School officials take precautions following meningitis diagnosis

By Nicole Daughhetee

Courier Staff

LIBERTY — Last Friday, the School District of Pickens County was notified by the parent of a Liberty High School student that the student had been hospitalized with a diagnosis of meningitis.

Immediately, school district nursing coordinator Angela Watson and LHS Principal Lori Gwinn began to work with DHEC to make sure that the school district took necessary precautions to avoid the spread of the disease. Friday morning, the LHS custodial staff thoroughly cleaned surfaces and areas that the student may have come in contact with while at school.

SDPC spokesman John Eby said that all LHS parents were given a letter explaining what had happened, what precautions were being taken and information on meningitis from the Center for Disease Control (CDC).

At this time, the case is suspected of being bacterial meningitis. However, Eby says that the school district has not received confirmation from DHEC.

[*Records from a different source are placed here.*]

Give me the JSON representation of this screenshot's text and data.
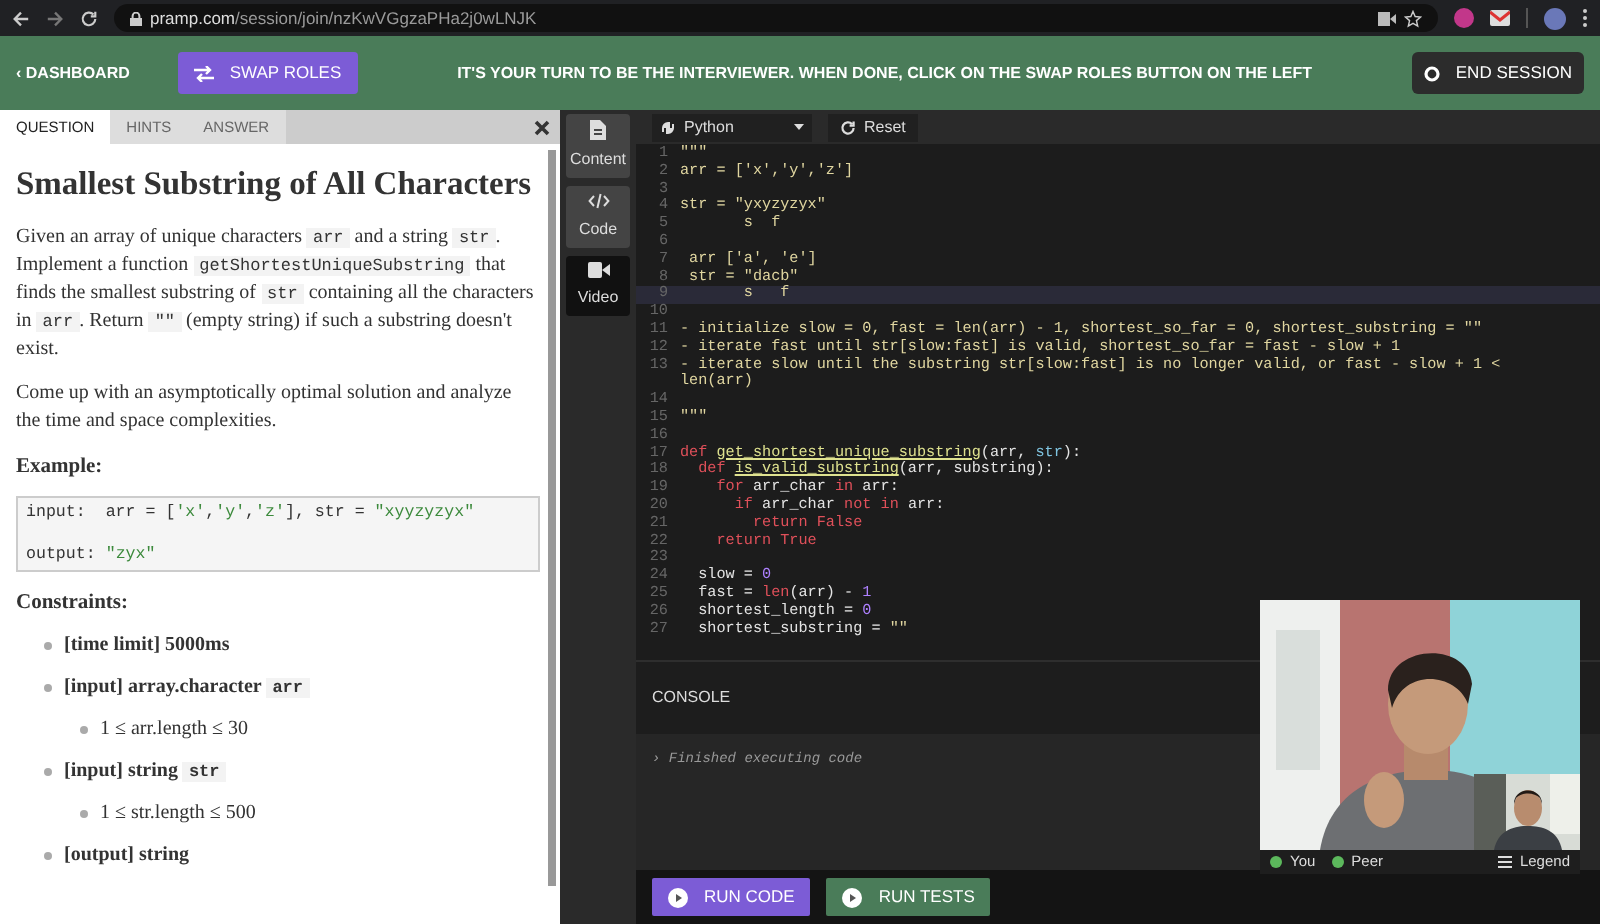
{
  "browser": {
    "host": "pramp.com",
    "path": "/session/join/nzKwVGgzaPHa2j0wLNJK"
  },
  "header": {
    "back_link": "‹ DASHBOARD",
    "swap_button": "SWAP ROLES",
    "message": "IT'S YOUR TURN TO BE THE INTERVIEWER. WHEN DONE, CLICK ON THE SWAP ROLES BUTTON ON THE LEFT",
    "end_button": "END SESSION"
  },
  "question_panel": {
    "tabs": [
      {
        "label": "QUESTION",
        "selected": true
      },
      {
        "label": "HINTS",
        "selected": false
      },
      {
        "label": "ANSWER",
        "selected": false
      }
    ],
    "title": "Smallest Substring of All Characters",
    "paragraphs": [
      [
        {
          "kind": "text",
          "text": "Given an array of unique characters "
        },
        {
          "kind": "code",
          "text": "arr"
        },
        {
          "kind": "text",
          "text": " and a string "
        },
        {
          "kind": "code",
          "text": "str"
        },
        {
          "kind": "text",
          "text": ". Implement a function "
        },
        {
          "kind": "code",
          "text": "getShortestUniqueSubstring"
        },
        {
          "kind": "text",
          "text": " that finds the smallest substring of "
        },
        {
          "kind": "code",
          "text": "str"
        },
        {
          "kind": "text",
          "text": " containing all the characters in "
        },
        {
          "kind": "code",
          "text": "arr"
        },
        {
          "kind": "text",
          "text": ". Return "
        },
        {
          "kind": "code",
          "text": "\"\""
        },
        {
          "kind": "text",
          "text": " (empty string) if such a substring doesn't exist."
        }
      ],
      [
        {
          "kind": "text",
          "text": "Come up with an asymptotically optimal solution and analyze the time and space complexities."
        }
      ]
    ],
    "example_heading": "Example:",
    "example_lines": [
      [
        {
          "kind": "plain",
          "text": "input:  arr = ["
        },
        {
          "kind": "str",
          "text": "'x'"
        },
        {
          "kind": "plain",
          "text": ","
        },
        {
          "kind": "str",
          "text": "'y'"
        },
        {
          "kind": "plain",
          "text": ","
        },
        {
          "kind": "str",
          "text": "'z'"
        },
        {
          "kind": "plain",
          "text": "], str = "
        },
        {
          "kind": "str",
          "text": "\"xyyzyzyx\""
        }
      ],
      [
        {
          "kind": "plain",
          "text": "output: "
        },
        {
          "kind": "str",
          "text": "\"zyx\""
        }
      ]
    ],
    "constraints_heading": "Constraints:",
    "constraints": [
      {
        "segments": [
          {
            "kind": "text",
            "text": "[time limit] 5000ms"
          }
        ]
      },
      {
        "segments": [
          {
            "kind": "text",
            "text": "[input] array.character "
          },
          {
            "kind": "code",
            "text": "arr"
          }
        ],
        "children": [
          {
            "text": "1 ≤ arr.length ≤ 30"
          }
        ]
      },
      {
        "segments": [
          {
            "kind": "text",
            "text": "[input] string "
          },
          {
            "kind": "code",
            "text": "str"
          }
        ],
        "children": [
          {
            "text": "1 ≤ str.length ≤ 500"
          }
        ]
      },
      {
        "segments": [
          {
            "kind": "text",
            "text": "[output] string"
          }
        ]
      }
    ]
  },
  "tools": [
    {
      "label": "Content",
      "kind": "file",
      "selected": true
    },
    {
      "label": "Code",
      "kind": "code",
      "selected": true
    },
    {
      "label": "Video",
      "kind": "camera",
      "selected": false
    }
  ],
  "editor": {
    "language": "Python",
    "reset": "Reset",
    "lines": [
      {
        "number": "1",
        "current": false,
        "segments": [
          {
            "kind": "doc",
            "text": "\"\"\""
          }
        ]
      },
      {
        "number": "2",
        "current": false,
        "segments": [
          {
            "kind": "doc",
            "text": "arr = ['x','y','z']"
          }
        ]
      },
      {
        "number": "3",
        "current": false
      },
      {
        "number": "4",
        "current": false,
        "segments": [
          {
            "kind": "doc",
            "text": "str = \"yxyzyzyx\""
          }
        ]
      },
      {
        "number": "5",
        "current": false,
        "segments": [
          {
            "kind": "doc",
            "text": "       s  f"
          }
        ]
      },
      {
        "number": "6",
        "current": false
      },
      {
        "number": "7",
        "current": false,
        "segments": [
          {
            "kind": "doc",
            "text": " arr ['a', 'e']"
          }
        ]
      },
      {
        "number": "8",
        "current": false,
        "segments": [
          {
            "kind": "doc",
            "text": " str = \"dacb\""
          }
        ]
      },
      {
        "number": "9",
        "current": true,
        "segments": [
          {
            "kind": "doc",
            "text": "       s   f"
          }
        ]
      },
      {
        "number": "10",
        "current": false
      },
      {
        "number": "11",
        "current": false,
        "segments": [
          {
            "kind": "doc",
            "text": "- initialize slow = 0, fast = len(arr) - 1, shortest_so_far = 0, shortest_substring = \"\""
          }
        ]
      },
      {
        "number": "12",
        "current": false,
        "segments": [
          {
            "kind": "doc",
            "text": "- iterate fast until str[slow:fast] is valid, shortest_so_far = fast - slow + 1"
          }
        ]
      },
      {
        "number": "13",
        "current": false,
        "segments": [
          {
            "kind": "doc",
            "text": "- iterate slow until the substring str[slow:fast] is no longer valid, or fast - slow + 1 <"
          }
        ]
      },
      {
        "current": false,
        "segments": [
          {
            "kind": "doc",
            "text": "len(arr)"
          }
        ]
      },
      {
        "number": "14",
        "current": false
      },
      {
        "number": "15",
        "current": false,
        "segments": [
          {
            "kind": "doc",
            "text": "\"\"\""
          }
        ]
      },
      {
        "number": "16",
        "current": false
      },
      {
        "number": "17",
        "current": false,
        "segments": [
          {
            "kind": "keyword",
            "text": "def "
          },
          {
            "kind": "func",
            "text": "get_shortest_unique_substring"
          },
          {
            "kind": "plain",
            "text": "(arr, "
          },
          {
            "kind": "param",
            "text": "str"
          },
          {
            "kind": "plain",
            "text": "):"
          }
        ]
      },
      {
        "number": "18",
        "current": false,
        "segments": [
          {
            "kind": "keyword",
            "text": "  def "
          },
          {
            "kind": "func",
            "text": "is_valid_substring"
          },
          {
            "kind": "plain",
            "text": "(arr, substring):"
          }
        ]
      },
      {
        "number": "19",
        "current": false,
        "segments": [
          {
            "kind": "keyword",
            "text": "    for"
          },
          {
            "kind": "plain",
            "text": " arr_char "
          },
          {
            "kind": "keyword",
            "text": "in"
          },
          {
            "kind": "plain",
            "text": " arr:"
          }
        ]
      },
      {
        "number": "20",
        "current": false,
        "segments": [
          {
            "kind": "keyword",
            "text": "      if"
          },
          {
            "kind": "plain",
            "text": " arr_char "
          },
          {
            "kind": "keyword",
            "text": "not in"
          },
          {
            "kind": "plain",
            "text": " arr:"
          }
        ]
      },
      {
        "number": "21",
        "current": false,
        "segments": [
          {
            "kind": "keyword",
            "text": "        return False"
          }
        ]
      },
      {
        "number": "22",
        "current": false,
        "segments": [
          {
            "kind": "keyword",
            "text": "    return True"
          }
        ]
      },
      {
        "number": "23",
        "current": false
      },
      {
        "number": "24",
        "current": false,
        "segments": [
          {
            "kind": "plain",
            "text": "  slow = "
          },
          {
            "kind": "number",
            "text": "0"
          }
        ]
      },
      {
        "number": "25",
        "current": false,
        "segments": [
          {
            "kind": "plain",
            "text": "  fast = "
          },
          {
            "kind": "keyword",
            "text": "len"
          },
          {
            "kind": "plain",
            "text": "(arr) - "
          },
          {
            "kind": "number",
            "text": "1"
          }
        ]
      },
      {
        "number": "26",
        "current": false,
        "segments": [
          {
            "kind": "plain",
            "text": "  shortest_length = "
          },
          {
            "kind": "number",
            "text": "0"
          }
        ]
      },
      {
        "number": "27",
        "current": false,
        "segments": [
          {
            "kind": "plain",
            "text": "  shortest_substring = "
          },
          {
            "kind": "doc",
            "text": "\"\""
          }
        ]
      }
    ]
  },
  "console": {
    "title": "CONSOLE",
    "output": "› Finished executing code"
  },
  "run_buttons": [
    {
      "label": "RUN CODE",
      "kind": "primary"
    },
    {
      "label": "RUN TESTS",
      "kind": "success"
    }
  ],
  "video": {
    "kind": "picture",
    "participants": [
      {
        "label": "You",
        "color": "#5cb85c"
      },
      {
        "label": "Peer",
        "color": "#5cb85c"
      }
    ],
    "legend": "Legend"
  }
}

In the SDPC’s letter to the parents of LHS students, there was no recommendation that any people who have been in contact with the student at school receive any treatment.

The germs that cause bacterial meningitis can be contagious and can be spread through respiratory and oral secretions. The disease is not airborne and is typically transmitted by close contact with an infected person.

According to the CDC, most of the bacteria that cause meningitis are not as contagious as diseases like the common cold or the flu. The bacteria are spread to other people through close or direct contact (such as kissing) with the infected person.

Symptoms of meningitis infection may present with the sudden onset of fever, headache, and stiff neck. Often this is accompanied by nausea, vomiting, sensitivity to light, or confusion.

The district urged parents that should they or anyone in their household exhibit these symptoms, they should seek immediate care from a doctor.

“We will continue to monitor all students at LHS, watch for any other patterns of symptoms or illness, and remain in contact with DHEC,” said Eby. “Should parents have questions or concerns regarding meningitis, they should contact their doctor.”

When asked about the current condition of the LHS student, Eby said the district could not comment, as it would be a violation of HIPAA.